This essay was originally published by The Beat Within, a justice system writing workshop.
It was the year 1969. I was born in December to a single mother. From what I was told, I was a handsome young fella, and even at a very young age I was told, “Boy, you look just like your daddy”. Speaking of which, I only saw my dad on the weekends, or at family functions on my dad's side of the family, if my mother wasn't mad at him. If she was, she would tell him I couldn't go.
At this time my mom and I were living in a very rough part of South Central Los Angeles, and my dad was living in a nice area in Inglewood, along with the rest of the family on my dad's side. So when the weekends came around, I really looked forward to being with my dad and visiting my cousins. So, when my mother told me I could not go because of reasons unknown, that really affected me.
One time when my mother was mad at my dad she kept me from attending my grandmother's funeral (my dad's mom). Can you imagine the effect that would have on a kid? I was devastated! Crushed, I cried for days. My mother would tell me, “Boy! Get out of my face with all that crying.” All I could think of was, “How could she do that to me?” How could somebody be so selfish?” To this day I don't understand, and we never talked about it again.
I do know that it played a major part in the road I chose. The reason I say that is because, right before that happened, I graduated from sixth grade. I must say that was my proudest moment, walking across the stage with all the other kids. Since that day, everything changed for me. I blame my mother for being so self-centered and my dad for not standing up to her.
Moving on from elementary to junior high school, I started to meet other kids who shared the same struggle as I did and, for some reason or another, we understood each other not knowing who or what we were becoming. As time went on, we became closer like brothers. Eventually, we started to become rebellious against our teachers. In addition, we started skipping school and hanging out with guys much older than we were. I went from an A and B student to a straight D and F student. I started hanging out past my curfew, smoking weed, and drinking alcohol with my newfound brothers. To me, they were my real family.
I can remember the first time I was arrested and released for trying to trade in counterfeit money at a liquor store for one of the older guys I was hanging around with. At a very young age, I was taught that snitching was a bad thing and so, by me not telling the cops who or where I got the counterfeit money from, when I finally got off my punishment, I was able to hang out again. I was treated with so much respect, so much love… way more than before I was arrested, and I was later told that it was because I kept my mouth shut. The older guys told me I was loyal and even took me out shopping and bought me clothes and shoes.
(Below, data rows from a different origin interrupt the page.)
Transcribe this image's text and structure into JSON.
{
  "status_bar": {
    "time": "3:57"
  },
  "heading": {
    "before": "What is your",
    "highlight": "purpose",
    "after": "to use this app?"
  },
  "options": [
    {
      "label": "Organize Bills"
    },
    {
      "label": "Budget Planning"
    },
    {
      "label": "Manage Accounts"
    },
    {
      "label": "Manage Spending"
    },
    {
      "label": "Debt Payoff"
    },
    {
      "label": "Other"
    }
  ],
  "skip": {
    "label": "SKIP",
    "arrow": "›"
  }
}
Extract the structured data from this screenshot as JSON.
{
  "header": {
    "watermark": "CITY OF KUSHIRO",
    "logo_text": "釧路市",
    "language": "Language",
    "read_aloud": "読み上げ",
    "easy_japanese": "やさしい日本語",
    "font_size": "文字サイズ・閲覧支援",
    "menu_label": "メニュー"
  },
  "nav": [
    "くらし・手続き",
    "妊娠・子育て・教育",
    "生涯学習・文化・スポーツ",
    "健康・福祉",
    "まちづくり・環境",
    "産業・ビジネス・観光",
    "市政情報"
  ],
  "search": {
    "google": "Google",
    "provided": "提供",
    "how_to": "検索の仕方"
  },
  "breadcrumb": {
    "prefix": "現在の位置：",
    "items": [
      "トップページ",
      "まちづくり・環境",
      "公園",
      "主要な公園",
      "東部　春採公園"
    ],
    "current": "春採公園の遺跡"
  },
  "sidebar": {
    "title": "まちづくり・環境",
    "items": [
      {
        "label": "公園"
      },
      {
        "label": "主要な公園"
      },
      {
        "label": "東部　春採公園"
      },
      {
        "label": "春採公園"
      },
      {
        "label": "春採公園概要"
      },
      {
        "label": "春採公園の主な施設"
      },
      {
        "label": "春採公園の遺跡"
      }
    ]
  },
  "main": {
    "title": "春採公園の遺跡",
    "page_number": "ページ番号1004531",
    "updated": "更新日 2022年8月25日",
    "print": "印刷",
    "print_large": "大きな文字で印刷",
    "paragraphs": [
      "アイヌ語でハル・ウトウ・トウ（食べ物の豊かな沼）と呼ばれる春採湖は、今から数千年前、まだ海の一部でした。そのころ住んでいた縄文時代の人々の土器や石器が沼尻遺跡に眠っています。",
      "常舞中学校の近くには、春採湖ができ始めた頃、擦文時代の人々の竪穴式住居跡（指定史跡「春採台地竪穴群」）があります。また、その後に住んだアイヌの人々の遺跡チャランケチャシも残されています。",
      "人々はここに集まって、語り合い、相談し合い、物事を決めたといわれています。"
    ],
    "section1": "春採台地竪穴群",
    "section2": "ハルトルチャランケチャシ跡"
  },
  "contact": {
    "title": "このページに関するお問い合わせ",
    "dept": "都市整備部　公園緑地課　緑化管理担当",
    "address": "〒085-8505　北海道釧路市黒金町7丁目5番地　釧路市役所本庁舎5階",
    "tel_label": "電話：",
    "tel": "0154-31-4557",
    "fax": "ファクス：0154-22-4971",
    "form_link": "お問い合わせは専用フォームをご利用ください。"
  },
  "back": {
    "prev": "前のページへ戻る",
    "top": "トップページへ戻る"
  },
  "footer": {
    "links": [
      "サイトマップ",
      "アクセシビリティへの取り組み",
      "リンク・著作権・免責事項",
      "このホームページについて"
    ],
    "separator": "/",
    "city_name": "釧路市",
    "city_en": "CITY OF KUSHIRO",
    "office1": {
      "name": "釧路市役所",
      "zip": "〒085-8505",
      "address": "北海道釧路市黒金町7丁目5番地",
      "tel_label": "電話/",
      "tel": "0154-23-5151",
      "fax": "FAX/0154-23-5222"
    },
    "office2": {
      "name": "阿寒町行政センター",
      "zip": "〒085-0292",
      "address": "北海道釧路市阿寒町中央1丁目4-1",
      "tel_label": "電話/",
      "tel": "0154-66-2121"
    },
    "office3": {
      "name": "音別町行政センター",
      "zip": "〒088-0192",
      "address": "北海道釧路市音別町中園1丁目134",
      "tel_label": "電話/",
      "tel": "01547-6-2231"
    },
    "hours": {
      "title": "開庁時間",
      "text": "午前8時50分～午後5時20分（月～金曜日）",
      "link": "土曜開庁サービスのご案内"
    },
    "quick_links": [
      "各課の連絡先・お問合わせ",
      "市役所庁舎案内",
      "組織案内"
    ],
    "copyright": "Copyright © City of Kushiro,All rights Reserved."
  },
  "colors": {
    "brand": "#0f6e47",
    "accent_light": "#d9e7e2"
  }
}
When I walked in the house with a bag of clothes and shoes, and my mom asked me where it came from, I told her the whole story. She said, “Those shoes look nice.” That was all I needed to hear. So, that's why I chose gangs over my family. However, I still had a choice and I chose wrong, because now I'm serving a thirty-years-to-life sentence.
Lastly, to my readers: be on the lookout for my next letter on why I chose family over gangs.